Consumer study: Do consumers care about “clean food” labels as part of their nutritional information?

Nutritional labels are most useful when they are read. But do consumers read them? And how do they feel about labels that say “clean food” or “guilt-free? We found out in this consumer study.

Some people like 'guilt-free' or 'clean' because it helps them know that they're still on the right track of eating. For me personally, I wouldn't mind not including that information.

The methodology

The entire study of 100 respondents was conducted through Voxpopme’s Influence market research online community (MROC) of on-demand consumers. It was completed in under eight hours.

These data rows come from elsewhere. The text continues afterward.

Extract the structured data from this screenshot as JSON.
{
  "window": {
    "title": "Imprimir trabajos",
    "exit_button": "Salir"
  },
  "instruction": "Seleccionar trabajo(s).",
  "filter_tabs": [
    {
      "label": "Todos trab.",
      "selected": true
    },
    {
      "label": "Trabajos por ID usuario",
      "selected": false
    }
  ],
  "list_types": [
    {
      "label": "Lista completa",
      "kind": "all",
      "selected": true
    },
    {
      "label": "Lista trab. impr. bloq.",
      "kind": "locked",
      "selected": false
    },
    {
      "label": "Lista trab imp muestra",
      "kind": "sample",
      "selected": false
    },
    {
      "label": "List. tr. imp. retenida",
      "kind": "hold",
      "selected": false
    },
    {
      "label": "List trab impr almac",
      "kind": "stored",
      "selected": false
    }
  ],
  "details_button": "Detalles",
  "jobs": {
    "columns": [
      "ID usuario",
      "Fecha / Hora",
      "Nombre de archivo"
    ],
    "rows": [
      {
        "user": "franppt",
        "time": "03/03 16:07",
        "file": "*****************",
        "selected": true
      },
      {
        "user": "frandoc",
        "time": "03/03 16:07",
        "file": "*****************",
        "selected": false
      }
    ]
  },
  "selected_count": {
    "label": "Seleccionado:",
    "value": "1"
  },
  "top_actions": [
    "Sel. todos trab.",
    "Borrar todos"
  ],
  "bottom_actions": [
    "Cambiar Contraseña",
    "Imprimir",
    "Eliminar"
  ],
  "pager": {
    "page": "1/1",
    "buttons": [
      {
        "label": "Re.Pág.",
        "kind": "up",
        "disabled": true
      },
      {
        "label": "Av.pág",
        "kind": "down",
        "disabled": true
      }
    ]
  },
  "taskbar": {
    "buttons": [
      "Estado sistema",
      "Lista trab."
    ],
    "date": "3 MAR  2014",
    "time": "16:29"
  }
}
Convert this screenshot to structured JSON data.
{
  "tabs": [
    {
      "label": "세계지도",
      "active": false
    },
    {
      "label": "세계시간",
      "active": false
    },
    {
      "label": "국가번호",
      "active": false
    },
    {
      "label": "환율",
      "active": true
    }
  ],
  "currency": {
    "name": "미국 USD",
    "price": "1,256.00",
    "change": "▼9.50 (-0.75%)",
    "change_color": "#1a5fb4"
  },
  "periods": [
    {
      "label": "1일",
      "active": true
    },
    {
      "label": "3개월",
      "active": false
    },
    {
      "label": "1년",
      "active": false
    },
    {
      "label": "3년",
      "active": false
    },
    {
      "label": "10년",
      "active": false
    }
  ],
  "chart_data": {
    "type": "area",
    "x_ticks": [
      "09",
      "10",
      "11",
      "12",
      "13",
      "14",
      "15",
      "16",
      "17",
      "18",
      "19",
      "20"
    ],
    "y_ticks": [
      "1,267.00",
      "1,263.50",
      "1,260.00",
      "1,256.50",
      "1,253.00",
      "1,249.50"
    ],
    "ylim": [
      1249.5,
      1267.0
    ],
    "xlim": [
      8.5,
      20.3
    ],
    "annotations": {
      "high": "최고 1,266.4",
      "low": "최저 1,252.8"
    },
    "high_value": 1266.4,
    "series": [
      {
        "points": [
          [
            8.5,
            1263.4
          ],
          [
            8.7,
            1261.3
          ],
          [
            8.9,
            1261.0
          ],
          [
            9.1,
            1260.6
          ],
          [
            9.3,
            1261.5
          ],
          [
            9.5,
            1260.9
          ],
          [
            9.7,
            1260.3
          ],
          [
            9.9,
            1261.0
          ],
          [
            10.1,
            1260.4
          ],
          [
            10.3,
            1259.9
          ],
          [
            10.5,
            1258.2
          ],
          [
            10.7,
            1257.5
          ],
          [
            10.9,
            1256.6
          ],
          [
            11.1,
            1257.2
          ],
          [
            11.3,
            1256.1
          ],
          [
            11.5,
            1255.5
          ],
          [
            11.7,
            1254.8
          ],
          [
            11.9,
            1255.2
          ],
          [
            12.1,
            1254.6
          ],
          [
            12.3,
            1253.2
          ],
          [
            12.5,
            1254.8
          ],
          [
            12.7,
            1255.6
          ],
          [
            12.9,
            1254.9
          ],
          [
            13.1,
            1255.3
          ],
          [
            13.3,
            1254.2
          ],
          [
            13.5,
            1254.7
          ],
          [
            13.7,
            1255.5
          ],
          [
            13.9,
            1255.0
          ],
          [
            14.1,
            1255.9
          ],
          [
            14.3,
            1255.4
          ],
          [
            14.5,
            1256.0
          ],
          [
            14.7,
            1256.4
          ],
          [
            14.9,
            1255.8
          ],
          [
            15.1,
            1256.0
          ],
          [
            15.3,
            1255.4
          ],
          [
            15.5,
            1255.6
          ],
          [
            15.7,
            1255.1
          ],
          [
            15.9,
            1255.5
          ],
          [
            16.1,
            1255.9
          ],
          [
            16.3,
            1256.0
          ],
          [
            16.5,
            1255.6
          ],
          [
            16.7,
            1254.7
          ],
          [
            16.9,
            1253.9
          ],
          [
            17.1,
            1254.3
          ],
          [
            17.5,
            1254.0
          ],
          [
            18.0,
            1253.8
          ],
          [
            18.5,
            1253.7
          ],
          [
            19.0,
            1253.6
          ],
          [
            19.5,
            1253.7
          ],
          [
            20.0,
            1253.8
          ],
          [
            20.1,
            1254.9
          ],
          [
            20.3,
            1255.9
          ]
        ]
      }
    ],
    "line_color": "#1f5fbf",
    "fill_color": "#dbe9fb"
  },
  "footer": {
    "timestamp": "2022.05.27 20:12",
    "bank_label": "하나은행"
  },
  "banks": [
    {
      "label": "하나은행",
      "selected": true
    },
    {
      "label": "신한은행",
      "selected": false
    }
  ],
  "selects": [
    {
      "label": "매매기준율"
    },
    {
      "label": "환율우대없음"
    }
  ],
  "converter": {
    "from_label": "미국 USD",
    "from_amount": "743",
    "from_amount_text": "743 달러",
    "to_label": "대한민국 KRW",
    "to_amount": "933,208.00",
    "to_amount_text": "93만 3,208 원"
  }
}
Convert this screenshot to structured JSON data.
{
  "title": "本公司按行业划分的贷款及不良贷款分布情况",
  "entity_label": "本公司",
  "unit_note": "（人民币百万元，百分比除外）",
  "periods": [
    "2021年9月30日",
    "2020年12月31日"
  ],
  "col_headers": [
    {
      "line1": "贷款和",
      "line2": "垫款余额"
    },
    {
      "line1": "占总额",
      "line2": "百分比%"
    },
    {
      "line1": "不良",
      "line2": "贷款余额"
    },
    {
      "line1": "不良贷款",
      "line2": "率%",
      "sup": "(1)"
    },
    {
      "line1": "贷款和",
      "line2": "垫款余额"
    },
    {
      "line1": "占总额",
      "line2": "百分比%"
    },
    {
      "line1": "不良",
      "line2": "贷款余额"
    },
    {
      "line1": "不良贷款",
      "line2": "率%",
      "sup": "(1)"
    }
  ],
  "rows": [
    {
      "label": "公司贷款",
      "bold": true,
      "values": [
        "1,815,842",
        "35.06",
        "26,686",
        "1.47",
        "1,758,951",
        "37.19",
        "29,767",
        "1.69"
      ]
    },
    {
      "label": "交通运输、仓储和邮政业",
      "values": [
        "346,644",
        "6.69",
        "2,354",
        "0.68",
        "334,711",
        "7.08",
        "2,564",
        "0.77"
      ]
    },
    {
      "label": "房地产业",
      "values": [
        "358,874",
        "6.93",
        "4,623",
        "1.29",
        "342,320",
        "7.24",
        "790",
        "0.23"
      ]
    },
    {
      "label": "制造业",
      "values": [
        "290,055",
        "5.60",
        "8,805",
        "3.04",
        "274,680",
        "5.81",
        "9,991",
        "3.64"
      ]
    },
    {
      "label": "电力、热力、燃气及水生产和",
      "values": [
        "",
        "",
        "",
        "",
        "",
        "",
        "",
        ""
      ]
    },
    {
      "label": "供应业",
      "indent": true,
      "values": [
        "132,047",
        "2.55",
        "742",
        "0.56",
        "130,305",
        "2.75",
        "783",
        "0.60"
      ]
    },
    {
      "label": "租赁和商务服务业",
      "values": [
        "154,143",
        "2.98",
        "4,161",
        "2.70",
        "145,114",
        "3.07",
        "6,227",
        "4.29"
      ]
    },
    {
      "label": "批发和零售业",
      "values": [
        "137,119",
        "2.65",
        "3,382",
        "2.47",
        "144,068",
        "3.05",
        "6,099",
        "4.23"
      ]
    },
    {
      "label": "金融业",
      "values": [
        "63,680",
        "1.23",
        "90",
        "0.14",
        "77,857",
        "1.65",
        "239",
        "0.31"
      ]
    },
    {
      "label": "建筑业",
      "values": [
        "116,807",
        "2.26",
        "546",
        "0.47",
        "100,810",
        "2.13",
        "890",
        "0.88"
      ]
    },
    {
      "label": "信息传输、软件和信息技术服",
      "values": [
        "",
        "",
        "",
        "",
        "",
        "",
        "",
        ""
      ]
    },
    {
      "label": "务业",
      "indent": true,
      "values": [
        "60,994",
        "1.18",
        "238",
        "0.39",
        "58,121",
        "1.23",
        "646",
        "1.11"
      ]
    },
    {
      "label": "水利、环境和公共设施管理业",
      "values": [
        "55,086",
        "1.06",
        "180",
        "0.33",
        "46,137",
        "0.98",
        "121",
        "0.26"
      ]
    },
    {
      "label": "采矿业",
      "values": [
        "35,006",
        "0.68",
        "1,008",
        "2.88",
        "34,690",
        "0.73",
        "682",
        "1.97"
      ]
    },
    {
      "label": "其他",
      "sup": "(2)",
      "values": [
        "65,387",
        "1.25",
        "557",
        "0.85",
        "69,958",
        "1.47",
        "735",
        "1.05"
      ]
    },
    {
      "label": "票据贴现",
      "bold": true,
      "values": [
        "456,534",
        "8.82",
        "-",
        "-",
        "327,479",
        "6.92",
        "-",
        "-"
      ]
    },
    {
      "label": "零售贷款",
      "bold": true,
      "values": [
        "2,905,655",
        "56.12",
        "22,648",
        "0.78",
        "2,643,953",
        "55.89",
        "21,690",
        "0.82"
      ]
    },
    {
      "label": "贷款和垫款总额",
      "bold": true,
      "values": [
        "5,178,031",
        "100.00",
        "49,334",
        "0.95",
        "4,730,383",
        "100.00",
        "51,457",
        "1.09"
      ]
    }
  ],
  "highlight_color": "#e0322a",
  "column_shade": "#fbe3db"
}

We combined quantitative and qualitative questions in the study and the results were neatly packaged for me in one dashboard.

nutritional information consumer study overview

On the quantitative side, we asked:

  • When purchasing food products, do you check the nutritional information?
    • Yes
    • No
  • Do the terms ‘guilt-free’ or ‘clean’ in food packaging influence your purchase decision?
    • Yes
    • No

On the qualitative side, we asked:

  • Do you think brands should keep or remove the terms ‘guilt-free’ or ‘clean’ from their packaging and why?
  • Would you prefer product packaging to include additional nutritional information?
  • If yes, what would that be and why?

Read next: Not sure what to ask? Check out Voxpopme’s tried and tested open-ended questions for video research.

The results

Here’s a quick highlight reel of responses, which we created directly in the platform:

The quant results

The majority of consumers – 83 percent – checks the nutritional information of food products they purchase.

do consumers check the nutritional information of foods they purchase

Sixty-three percent of consumers said they are not influenced by the terms “clean” or “guilt-free” in their buying decision.

majority of consumers not influenced by guilt-free or clean terms


The qual results

For the qual questions, respondents recorded a quick video message – selfie style, directly from their phones. Some were even sitting in their cars while participating in the study.

In all, the automatic sentiment analysis showed that 36 percent of all statements were on the positive side, with 32 percent being negative and 32 percent were neutral.

consumer sentiment - nutritional labeling

Unlike the quant questions, this sentiment analysis is pulled from what respondents actually said in their video responses.

The automatic theme explorer and Word Cloud gave me an idea what some of the most mentioned topics were.


theme explorer nutritional study

The analysis

I like to review the theme explorer first to get an idea what trends I’m seeing. The Word Cloud is my next step. Then I like to skim through the automatic transcripts and each response. Let’s see a sampling of what respondents said.

Keep the “clean food” nutritional labels

Some consumers said they want the nutritional labels – including the “clean food” label – because they give you more information about the product.

Some people like ‘guilt-free’ or ‘clean’ because it helps them know that they’re still on the right track of eating,” said Gwendolyn, 23, of Rochester, New Hampshire.

"I personally don't think that brands should remove 'guilt-free' or 'clean' because there's plenty of reasons why someone might be more drawn to a 'clean' or 'guilt-free' product."

Angela, 53, of Grifton, North Carolina, said the additional labeling can help consumers make buying decisions and they should stay.

No need for the labels

“I think that ‘guilt-free’ or the term ‘clean’ shouldn’t be on the packaging,” said Candis, 30, of Pennsauken, New Jersey. “I don’t think that you should go all out … ‘Oh, it’s clean’ and all that.”


Brad, 31, of Long Branch, New Jersey, said the “clean food” or “guilt-free” labels aren’t needed.

“The nutritional facts – the actual science behind it – is printed on the package,” he said. “So whether it says it’s ‘guilt-free’, that’s just a claim that someone in marketing, someone in an office somewhere, is saying about the product.”

Kandace, 36, of Elizabethtown, Kentucky, said the labels should be removed because they insinuate that other foods are not clean.

Doesn’t matter

Jeanette, 52, of Carsonville, Michigan, said it doesn’t matter whether or not the “guilt-free” or “clean” labels are on the packaging.

“I just think the consumer is aware of packaging and they’re smart enough to check the details on the back,” she said.

Lindsay, 32, of Mankato, Minnesota, added that the words don’t even have a definition and could mean a variety of things.

“It would actually have meaning to me if there was a defined meaning,” she said. “Like ‘clean’ meant that x percent of the source of this food came from sustainable, for example.”

Where to next?

As Madison, 19, of Green Bay, said those terms can sway consumers when it comes to the decision to buy or not to buy. That could lead to another deep dive on the topic for the next consumer study. For example, the next round of questioning could include:

  • How do you decide what product to buy?
  • What words grab your attention on product packaging?
  • And so on…

With video surveys, you can also ask them to show you. Can you show us what the shelf looked like when you made your decision?

Research veteran Annie Pettit shared how well this works on an episode of “Reel Talk: The Customer Insights Show.”

Read next: How you can use video surveys for your next project!



What’s a question you’d like to ask consumers?